However, this blog relates more to those who I stood alongside today rather than the reason for our gathering. Today was a very visible and impressive demonstration of community action. In Barton, as is the case in many of the neighbouring villages within our school catchment, if the community want events to happen (Jubilee celebrations, bonfire night firework displays, craft fairs) or groups to run (scouts, Mothers Union, cricket club) residents acknowledge THEY will need to make it happen. Whether that means being involved in organisation or in showing support through participation, village communities roll their collective sleeves up with relish – and to great effect!

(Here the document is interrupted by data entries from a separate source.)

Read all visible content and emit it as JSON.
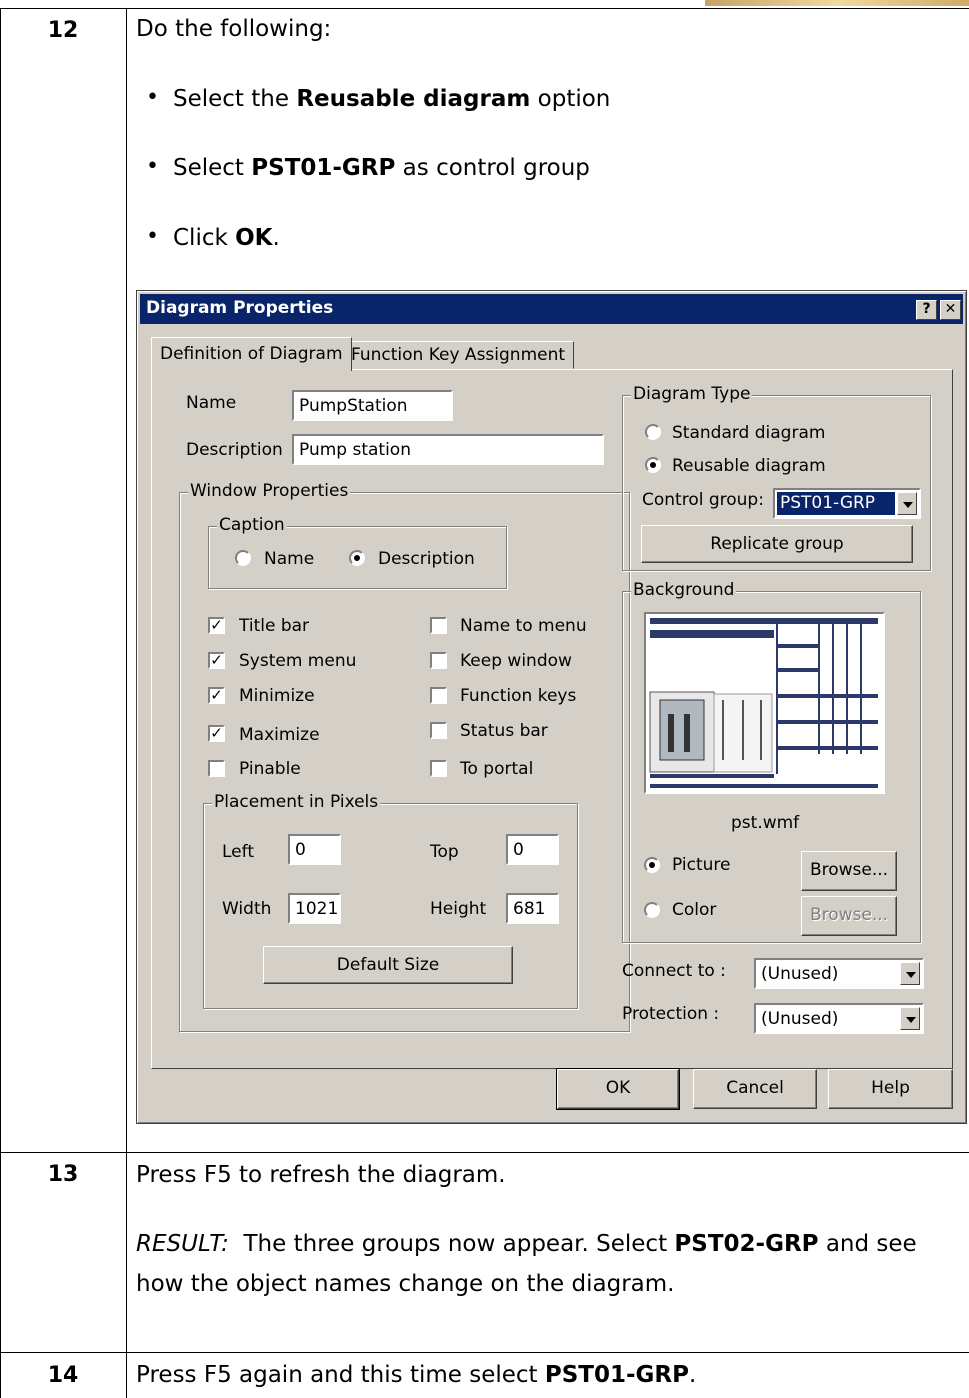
{
  "steps": [
    {
      "number": "12",
      "intro": "Do the following:",
      "bullets": [
        {
          "pre": "Select the ",
          "bold": "Reusable diagram",
          "post": " option"
        },
        {
          "pre": "Select ",
          "bold": "PST01-GRP",
          "post": " as control group"
        },
        {
          "pre": "Click ",
          "bold": "OK",
          "post": "."
        }
      ]
    },
    {
      "number": "13",
      "text": "Press F5 to refresh the diagram.",
      "result_label": "RESULT:",
      "result_pre": "  The three groups now appear. Select ",
      "result_bold": "PST02-GRP",
      "result_post": " and see",
      "result_line2": "how the object names change on the diagram."
    },
    {
      "number": "14",
      "pre": "Press F5 again and this time select ",
      "bold": "PST01-GRP",
      "post": "."
    }
  ],
  "dialog": {
    "title": "Diagram Properties",
    "help_btn": "?",
    "close_btn": "✕",
    "tabs": [
      "Definition of Diagram",
      "Function Key Assignment"
    ],
    "name_label": "Name",
    "name_value": "PumpStation",
    "desc_label": "Description",
    "desc_value": "Pump station",
    "window_props": "Window Properties",
    "caption": "Caption",
    "caption_name": "Name",
    "caption_desc": "Description",
    "checks_left": [
      {
        "label": "Title bar",
        "checked": true
      },
      {
        "label": "System menu",
        "checked": true
      },
      {
        "label": "Minimize",
        "checked": true
      },
      {
        "label": "Maximize",
        "checked": true
      },
      {
        "label": "Pinable",
        "checked": false
      }
    ],
    "checks_right": [
      {
        "label": "Name to menu",
        "checked": false
      },
      {
        "label": "Keep window",
        "checked": false
      },
      {
        "label": "Function keys",
        "checked": false
      },
      {
        "label": "Status bar",
        "checked": false
      },
      {
        "label": "To portal",
        "checked": false
      }
    ],
    "placement": "Placement in Pixels",
    "left_label": "Left",
    "left_value": "0",
    "top_label": "Top",
    "top_value": "0",
    "width_label": "Width",
    "width_value": "1021",
    "height_label": "Height",
    "height_value": "681",
    "default_size": "Default Size",
    "diagram_type": "Diagram Type",
    "standard": "Standard diagram",
    "reusable": "Reusable diagram",
    "control_group_label": "Control group:",
    "control_group_value": "PST01-GRP",
    "replicate": "Replicate group",
    "background": "Background",
    "bg_file": "pst.wmf",
    "picture": "Picture",
    "color": "Color",
    "browse": "Browse...",
    "connect_label": "Connect to :",
    "connect_value": "(Unused)",
    "protection_label": "Protection :",
    "protection_value": "(Unused)",
    "ok": "OK",
    "cancel": "Cancel",
    "help": "Help"
  }
}
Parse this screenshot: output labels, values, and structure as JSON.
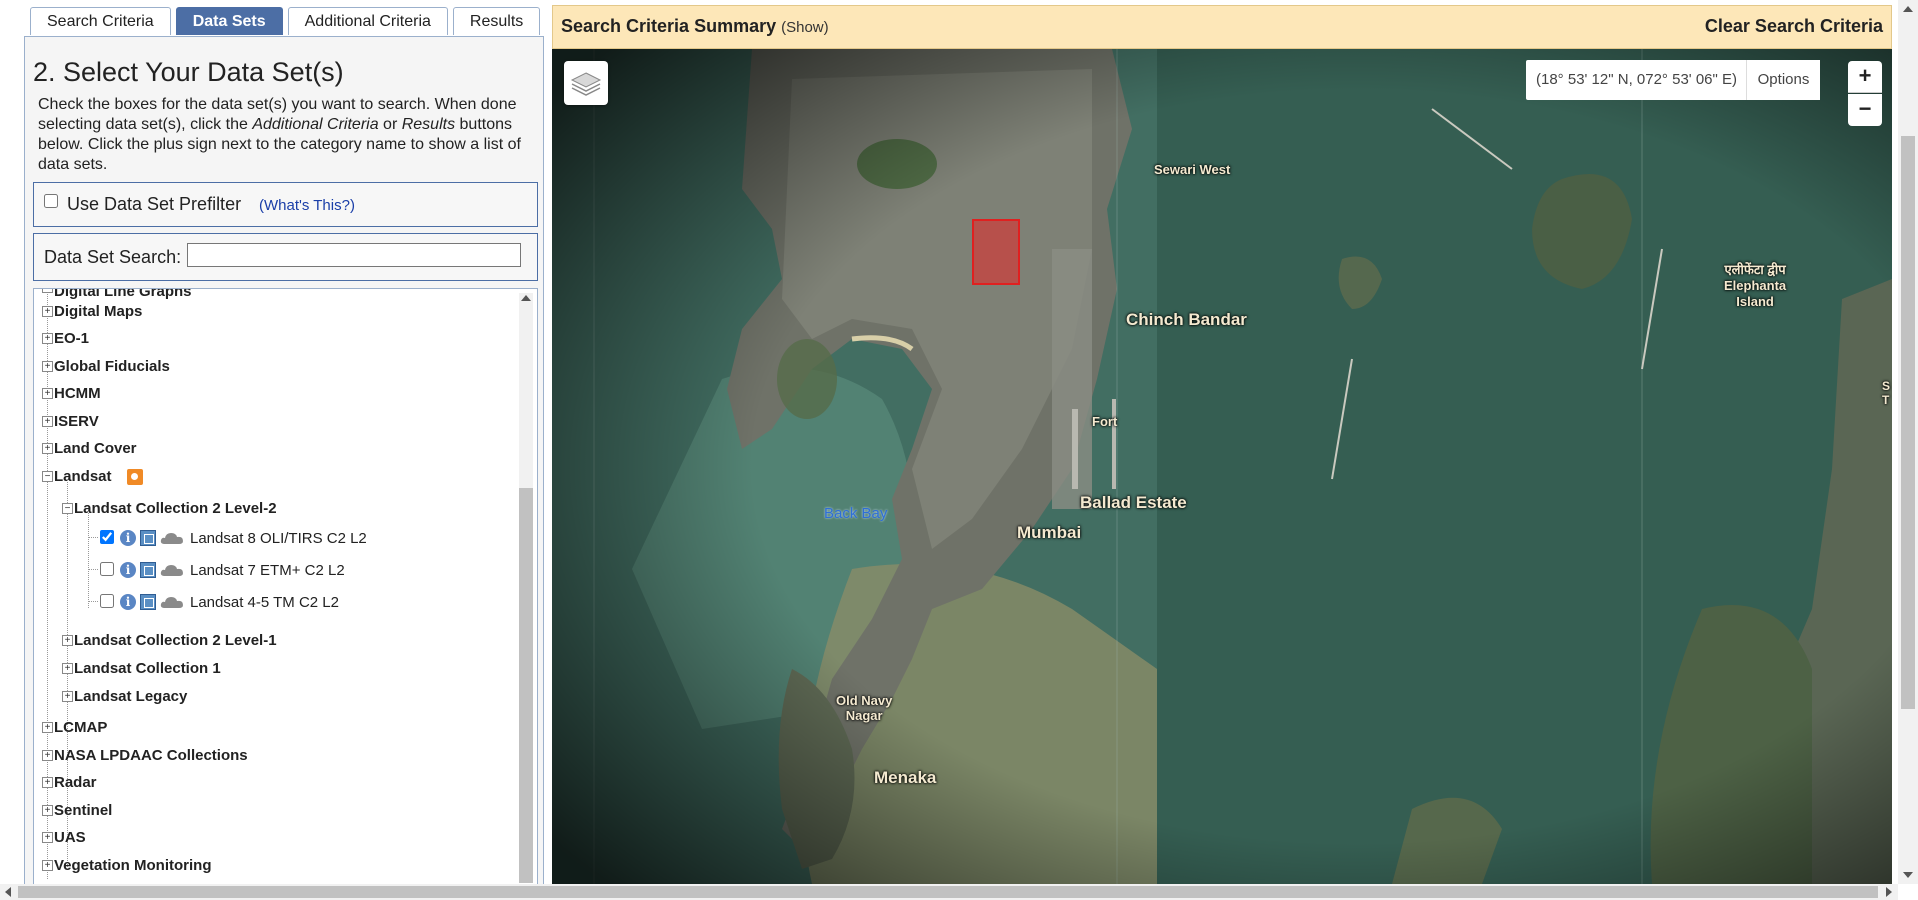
{
  "tabs": [
    {
      "label": "Search Criteria",
      "active": false
    },
    {
      "label": "Data Sets",
      "active": true
    },
    {
      "label": "Additional Criteria",
      "active": false
    },
    {
      "label": "Results",
      "active": false
    }
  ],
  "panel": {
    "heading": "2. Select Your Data Set(s)",
    "instr_1": "Check the boxes for the data set(s) you want to search. When done selecting data set(s), click the ",
    "instr_em1": "Additional Criteria",
    "instr_2": " or ",
    "instr_em2": "Results",
    "instr_3": " buttons below. Click the plus sign next to the category name to show a list of data sets.",
    "prefilter_label": "Use Data Set Prefilter",
    "prefilter_help": "(What's This?)",
    "search_label": "Data Set Search:",
    "search_value": ""
  },
  "tree": {
    "partial_top": "Digital Line Graphs",
    "categories_top": [
      "Digital Maps",
      "EO-1",
      "Global Fiducials",
      "HCMM",
      "ISERV",
      "Land Cover"
    ],
    "landsat": {
      "label": "Landsat",
      "icon": "landsat-logo-icon",
      "collection_open": "Landsat Collection 2 Level-2",
      "datasets": [
        {
          "label": "Landsat 8 OLI/TIRS C2 L2",
          "checked": true
        },
        {
          "label": "Landsat 7 ETM+ C2 L2",
          "checked": false
        },
        {
          "label": "Landsat 4-5 TM C2 L2",
          "checked": false
        }
      ],
      "collections_closed": [
        "Landsat Collection 2 Level-1",
        "Landsat Collection 1",
        "Landsat Legacy"
      ]
    },
    "categories_bottom": [
      "LCMAP",
      "NASA LPDAAC Collections",
      "Radar",
      "Sentinel",
      "UAS",
      "Vegetation Monitoring"
    ],
    "expand_glyph": "+",
    "collapse_glyph": "−",
    "info_glyph": "i"
  },
  "summary": {
    "title": "Search Criteria Summary",
    "show": "(Show)",
    "clear": "Clear Search Criteria"
  },
  "map": {
    "coords": "(18° 53' 12\" N, 072° 53' 06\" E)",
    "options": "Options",
    "zoom_in": "+",
    "zoom_out": "−",
    "labels": {
      "sewari": "Sewari West",
      "chinch": "Chinch Bandar",
      "fort": "Fort",
      "ballad": "Ballad Estate",
      "mumbai": "Mumbai",
      "backbay": "Back Bay",
      "oldnavy_1": "Old Navy",
      "oldnavy_2": "Nagar",
      "menaka": "Menaka",
      "elephanta_1": "एलीफेंटा द्वीप",
      "elephanta_2": "Elephanta",
      "elephanta_3": "Island",
      "edge_1": "S",
      "edge_2": "T"
    }
  },
  "colors": {
    "tab_active": "#4c6ea5",
    "summary_bg": "#fde7b8",
    "aoi": "#e02020",
    "link": "#1a3ea8"
  }
}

At John Taylor, we benefit from this directly through having governors who give so much time to the school, a PTA that works for our benefit with tremendous enthusiasm and energy, and volunteers and community partners who will help us and our children in the classroom, on trips, and in so many other ways.

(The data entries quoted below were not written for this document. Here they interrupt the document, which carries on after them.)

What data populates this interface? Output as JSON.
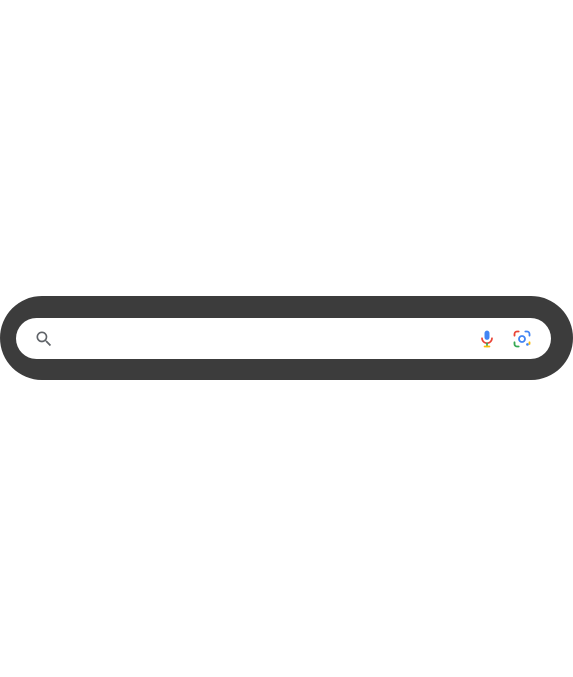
{
  "search_widget": {
    "search_icon": "search-icon",
    "input_value": "",
    "input_placeholder": "",
    "mic_icon": "microphone-icon",
    "lens_icon": "google-lens-icon"
  },
  "colors": {
    "frame": "#3c3c3c",
    "pill": "#ffffff",
    "icon_gray": "#5f6368",
    "google_blue": "#4285f4",
    "google_red": "#ea4335",
    "google_yellow": "#fbbc05",
    "google_green": "#34a853"
  }
}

This community spirit is contagious from generation to generation. On parade today were just some of the young people at the school who get involved. One young man in our Sixth Form had to make a quick change from his scouts uniform into a chorister’s robes for the church service and then back again! I know that many children from the school were also involved in events in Burton and at the National Memorial Arboretum at Alrewas (where the school was also represented by our Chair of Governors). This level of participation often begins at primary school. Some of our children attend schools which serve small communities. Again, if these children want a sports day – they have to compete, if they want a school play – they have to perform. The transition to a large secondary school which many onlookers view as so daunting is made so much easier by the confidence and skills that come from active participation. Through our Year 7 ‘STRIPE’ programme, we develop these skills further in our ‘Community’ unit that Year 7 have worked on this term.
All our students, and most of their parents, will know that I believe success is derived from ‘turning up, working hard, and being nice’. To ‘turn up’ is not merely a request for good attendance and punctuality to school (important as that is), but a call to engage : to get involved with what you can, when you can, and give your all in the process. Many do this, following fine examples from their parents and others in their local communities. From this ‘virtuous circle’, we all benefit – and long may we continue to do so!

Thank you for reading.

M Donoghue

Posted by JTMAT